In the movie, "The Devil Wears Prada," Meryl Streep's character, the CEO of a major fashion magazine, is nasty, surly, vindictive, impatient and brilliant. She manages by intimidating her necessarily size-four staff, "clacking" with their four inch heels to her every whim. Her male assistant tolerates her fits of temper until he can happily ascend to leadership in his own firm. The question is, "Does she have to manage her staff in that manner? Is being nasty an effective leadership style?"
Fast forward to the current presidential race, where, for the first time in American history, a woman is competitively vying for the presidency against an African-American man and a white male Republican nominee. How does the woman prove to the electorate that she is as strong as a man and can be trusted to pull the trigger whenever required? Stated more specifically, does Hillary Clinton have to act "tough" to gain respect from the electorate? My answer is a resounding, but measured "No."
At the ABC-sponsored debate led by George Stephanopoulos and Charles Gibson, Senator Clinton chose to pile on to Republican attacks linking Rev. Jeremiah Wright to her opponent and insinuate that he was associated with a fellow board member who was once a member of the Weather Underground. The New York Times criticized Senator Clinton's campaign tactics in an editorial titled, "the Low Road to Victory." While the Times endorsed the Senator as presidential candidate, it bemoaned the "mean, vacuous, desperate, pander-filled contests" that had been run in Pennsylvania and before. The editorial continued:
On the eve of this crucial primary, Mrs. Clinton became the first Democratic candidate to wave the bloody shirt of 9/11. A Clinton television ad -- torn right from Karl Rove's playbook -- evoked the 1929 stock market crash, Pearl Harbor, the Cuban missile crisis, the cold war and the 9/11 attacks, complete with video of Osama bin Laden. "If you can't stand the heat, get out of the kitchen," the narrator intoned.
Boasting that she was better equipped to handle the demands of a dangerous world, Senator Clinton also claimed that if Iran attacked Israel under her watch, "We would be able to totally obliterate them." The latter remarks are not only cause for concern, they are cause for alarm.

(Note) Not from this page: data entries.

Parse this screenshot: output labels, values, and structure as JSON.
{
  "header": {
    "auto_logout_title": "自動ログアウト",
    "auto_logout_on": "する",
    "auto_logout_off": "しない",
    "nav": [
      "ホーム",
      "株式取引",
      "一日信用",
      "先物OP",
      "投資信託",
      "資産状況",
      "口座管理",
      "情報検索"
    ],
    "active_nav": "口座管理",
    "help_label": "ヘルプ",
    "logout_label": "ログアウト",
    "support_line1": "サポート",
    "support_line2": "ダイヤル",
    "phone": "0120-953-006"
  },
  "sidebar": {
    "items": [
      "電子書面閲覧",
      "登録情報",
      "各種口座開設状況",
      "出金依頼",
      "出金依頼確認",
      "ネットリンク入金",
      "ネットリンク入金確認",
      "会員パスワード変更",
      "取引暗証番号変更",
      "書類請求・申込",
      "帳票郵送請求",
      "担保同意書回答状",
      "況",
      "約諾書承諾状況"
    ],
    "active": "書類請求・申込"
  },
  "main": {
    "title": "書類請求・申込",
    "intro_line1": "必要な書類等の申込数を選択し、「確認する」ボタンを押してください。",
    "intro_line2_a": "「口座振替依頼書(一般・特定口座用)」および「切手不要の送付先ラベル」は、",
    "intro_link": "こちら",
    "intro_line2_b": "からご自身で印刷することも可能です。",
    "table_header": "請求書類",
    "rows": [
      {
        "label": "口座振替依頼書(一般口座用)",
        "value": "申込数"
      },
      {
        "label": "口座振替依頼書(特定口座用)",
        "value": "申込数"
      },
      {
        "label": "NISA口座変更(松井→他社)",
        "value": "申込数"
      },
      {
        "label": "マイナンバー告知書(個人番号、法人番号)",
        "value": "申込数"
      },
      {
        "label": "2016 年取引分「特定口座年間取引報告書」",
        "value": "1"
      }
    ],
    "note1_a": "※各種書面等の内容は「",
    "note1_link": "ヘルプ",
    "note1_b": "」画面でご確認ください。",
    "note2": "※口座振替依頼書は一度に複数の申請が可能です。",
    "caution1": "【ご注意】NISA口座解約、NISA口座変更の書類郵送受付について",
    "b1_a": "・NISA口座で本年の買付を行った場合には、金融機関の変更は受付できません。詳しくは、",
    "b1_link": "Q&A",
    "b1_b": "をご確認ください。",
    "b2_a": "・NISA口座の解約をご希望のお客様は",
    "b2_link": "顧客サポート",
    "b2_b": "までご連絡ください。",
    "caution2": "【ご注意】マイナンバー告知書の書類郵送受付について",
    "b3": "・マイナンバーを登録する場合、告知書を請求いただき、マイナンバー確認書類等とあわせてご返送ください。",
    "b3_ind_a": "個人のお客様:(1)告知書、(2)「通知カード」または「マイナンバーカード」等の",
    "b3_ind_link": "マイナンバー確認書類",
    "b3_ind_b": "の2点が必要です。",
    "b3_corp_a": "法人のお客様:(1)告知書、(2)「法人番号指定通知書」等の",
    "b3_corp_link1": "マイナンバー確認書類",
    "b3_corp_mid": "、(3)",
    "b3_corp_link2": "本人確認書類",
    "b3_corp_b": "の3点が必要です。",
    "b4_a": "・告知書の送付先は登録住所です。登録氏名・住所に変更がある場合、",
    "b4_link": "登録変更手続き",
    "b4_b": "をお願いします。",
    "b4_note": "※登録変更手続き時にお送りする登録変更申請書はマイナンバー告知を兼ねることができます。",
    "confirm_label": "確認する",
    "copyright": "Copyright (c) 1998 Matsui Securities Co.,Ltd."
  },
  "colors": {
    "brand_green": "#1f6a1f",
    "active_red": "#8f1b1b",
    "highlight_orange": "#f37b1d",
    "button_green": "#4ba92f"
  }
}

As a deputy assistant secretary in a small, but important civil rights agency, I had my first experience with the exercise of power over a male-dominated senior staff with much more experience in the field than I. Like the lead character in Prada I first believed that to take and keep control, I had to be surly sometimes, nasty, even loud when I was not heard by my male subordinates. I also had difficulty listening when I was busy being "in charge." This was very taxing and I found that my staff became more alienated in the process. However, I eventually learned a lesson about power that few women get to learn: you do not have to display your power in order to wield it.
I found it interesting that wherever I sat at our oval-shaped table, the male managers would follow me and sit around me. If I moved, they moved too. More importantly, if I made a decision, and made it clear that I had made the decision -- that was the end of the matter. I realized that I did not have to constantly repeat myself and I did not have to yell. Like the CEO in Prada, who never raised her voice, I realized that it was I who had the power. That was enough. That "intangible sense of authority" radiates from within. It does not have to be broadcast.
It is my hope that Senator Clinton, if elected, will learn how to recognize and use her power, calmly and with confidence. No one is expecting her to be the surly and vindictive CEO in Prada, or her husband, the former president, or even Margaret Thatcher. They are certainly not expecting her to obliterate anything unless the circumstances absolutely demand it.
A president does not have to be a "man"; she has to be a leader.
Shirley J. Wilcher was deputy assistant secretary for federal contract compliance, U.S. Department of Labor, from 1994 to 2001. She is currently executive director of the American Association for Affirmative Action in Washington, DC.